Today was a day where the elite athletes were all meandering around the Village at Squaw Valley – totally accessible to media, and I failed to gather one goddamn interview. It would have been great to have sat down for a few minutes with Courtney Dauwalter (complete badass, overall winner of the 2017 Moab 240-MILER-WTF[!]), or Jim Walmsley (0-2 at Western States, but we all want him to finish this year). But I didn’t. I failed to gather one soundbite, one photo.
Instead, I went for a run along the Truckee River. It was beautiful, but I should have been contacting athletes for interviews.
Then, I ate a robust bowl of oatmeal on the back porch of the cabin I was staying at. The cabin is about a mile from the Village at Squaw Valley. I should have been heading over to the Village to find the athletes I had contacted a few hours earlier.
After my oatmeal, I sat around the cabin. Did some small talk. Nothing productive. It was during this time of nothingness where my appetite began to build. I should have sucked it up and gone to the Village to find some athletes, but, as I’m sure you can now tell, I didn’t. I drove 15 miles to Tahoe City (past Squaw Valley) to find a salad and an iced coffee. Cognitive dissonance. It’s beautiful.
Once 2:00 PM rolled around, I now thought it was the right time to go find some athletes. The sun was in full force, and obviously these athletes would be walking around the ski area, soaking up the sun the day before they race 100 miles through the California mountains and canyons.
I didn’t find a single athlete. I did find a delicious chocolate chip cookie, though.
Truth be told, my day wasn’t a total failure. I tagged along with my girlfriend to the Salomon crew house so she could see Lucy Bartholomew before she raced. While they went over her race plan, I waited in the den and watched as a French man and a Swedish man worked in tandem to prepare for tomorrow’s race.
The Swede, Johan Steene, will be lining up at 5:00 AM tomorrow morning to take on the burden of Western States. Hearing him talk about eating baby food at mile 65 was the closest thing I came to any sort of professional journalism today. As it turns out, nutrition – second only to having legs – is the most important part of completing Western States.
“I bought these today,” Johan said about the baby food. “It seems like it will be good.”
Apparently Johan hadn’t ever experimented with the baby food before planning to use it during one of the premier ultramarathons in the world. Seems fairly non-traditional for a Swede to do something without proper calculations, but Johan, my new favorite runner, seemed sure of himself.
And so, that’s all I have to report from the day before Western States: as long as you’re confident, you should be fine.

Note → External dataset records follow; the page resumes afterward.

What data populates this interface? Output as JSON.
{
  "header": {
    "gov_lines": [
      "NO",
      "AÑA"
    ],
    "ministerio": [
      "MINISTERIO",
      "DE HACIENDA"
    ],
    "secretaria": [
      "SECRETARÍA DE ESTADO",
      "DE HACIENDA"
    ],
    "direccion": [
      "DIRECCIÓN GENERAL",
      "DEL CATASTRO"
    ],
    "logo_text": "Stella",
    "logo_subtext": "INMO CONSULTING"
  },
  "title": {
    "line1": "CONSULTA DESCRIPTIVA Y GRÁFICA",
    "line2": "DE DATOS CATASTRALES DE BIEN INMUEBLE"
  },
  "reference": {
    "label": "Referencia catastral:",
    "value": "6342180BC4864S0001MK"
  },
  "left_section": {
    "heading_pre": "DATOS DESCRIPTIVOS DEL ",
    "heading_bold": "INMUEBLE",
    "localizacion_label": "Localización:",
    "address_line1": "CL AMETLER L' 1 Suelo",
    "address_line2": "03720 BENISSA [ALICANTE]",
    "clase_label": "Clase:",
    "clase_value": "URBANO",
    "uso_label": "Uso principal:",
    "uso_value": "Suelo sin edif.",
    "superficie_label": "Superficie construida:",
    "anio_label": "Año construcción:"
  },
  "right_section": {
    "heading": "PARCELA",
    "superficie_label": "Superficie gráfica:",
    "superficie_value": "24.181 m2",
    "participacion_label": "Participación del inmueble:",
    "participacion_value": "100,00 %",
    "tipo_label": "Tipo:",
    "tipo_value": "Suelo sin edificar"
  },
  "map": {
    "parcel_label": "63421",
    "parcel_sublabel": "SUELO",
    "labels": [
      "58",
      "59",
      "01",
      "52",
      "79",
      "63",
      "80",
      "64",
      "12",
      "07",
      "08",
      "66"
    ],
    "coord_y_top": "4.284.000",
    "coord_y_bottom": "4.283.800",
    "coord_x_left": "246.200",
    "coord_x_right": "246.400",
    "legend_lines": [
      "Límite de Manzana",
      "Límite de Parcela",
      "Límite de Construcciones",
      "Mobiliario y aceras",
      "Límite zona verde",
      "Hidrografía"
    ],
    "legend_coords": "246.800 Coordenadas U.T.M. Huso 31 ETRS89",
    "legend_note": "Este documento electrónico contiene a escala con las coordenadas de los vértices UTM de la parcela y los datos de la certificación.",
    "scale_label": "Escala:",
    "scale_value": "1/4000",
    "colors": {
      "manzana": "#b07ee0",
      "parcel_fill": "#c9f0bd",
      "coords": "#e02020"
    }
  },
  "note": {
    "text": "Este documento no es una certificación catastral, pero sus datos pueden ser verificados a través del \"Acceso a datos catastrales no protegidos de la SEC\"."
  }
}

Day One of the USATF Outdoor Championships was contested in the rain. Finals included the men’s and women’s 10,000 meters.

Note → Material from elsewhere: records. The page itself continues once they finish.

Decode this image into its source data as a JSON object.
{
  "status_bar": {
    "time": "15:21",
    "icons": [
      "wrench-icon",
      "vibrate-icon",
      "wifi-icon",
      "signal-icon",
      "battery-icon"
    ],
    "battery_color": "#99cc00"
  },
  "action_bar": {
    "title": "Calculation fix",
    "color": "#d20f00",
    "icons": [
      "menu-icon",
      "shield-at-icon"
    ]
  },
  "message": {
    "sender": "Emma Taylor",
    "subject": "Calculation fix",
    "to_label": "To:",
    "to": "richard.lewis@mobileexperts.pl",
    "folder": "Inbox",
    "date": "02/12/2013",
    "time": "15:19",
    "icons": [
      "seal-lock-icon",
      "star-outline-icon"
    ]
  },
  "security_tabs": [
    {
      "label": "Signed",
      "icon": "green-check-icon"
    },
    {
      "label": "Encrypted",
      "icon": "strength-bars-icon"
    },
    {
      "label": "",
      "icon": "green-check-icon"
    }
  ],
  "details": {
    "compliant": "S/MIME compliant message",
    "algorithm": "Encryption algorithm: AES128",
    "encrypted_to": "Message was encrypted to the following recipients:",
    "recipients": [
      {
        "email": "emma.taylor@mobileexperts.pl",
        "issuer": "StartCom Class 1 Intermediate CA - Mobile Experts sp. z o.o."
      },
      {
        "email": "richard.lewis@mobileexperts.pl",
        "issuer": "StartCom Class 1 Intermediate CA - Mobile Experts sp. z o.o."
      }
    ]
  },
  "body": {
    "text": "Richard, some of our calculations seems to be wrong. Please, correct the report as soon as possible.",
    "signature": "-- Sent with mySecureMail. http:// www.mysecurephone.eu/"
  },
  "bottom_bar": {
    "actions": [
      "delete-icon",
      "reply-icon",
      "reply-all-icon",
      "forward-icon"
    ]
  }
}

Stephanie and Ben Bruce chat about their experiences at the 2018 USATF Outdoor Championships and the work it took to get there.
Chris Chavez and Kevin Liao break down all of the action and top performances to expect at the 2018 U.S. Outdoor Track and Field Championships in Des Moines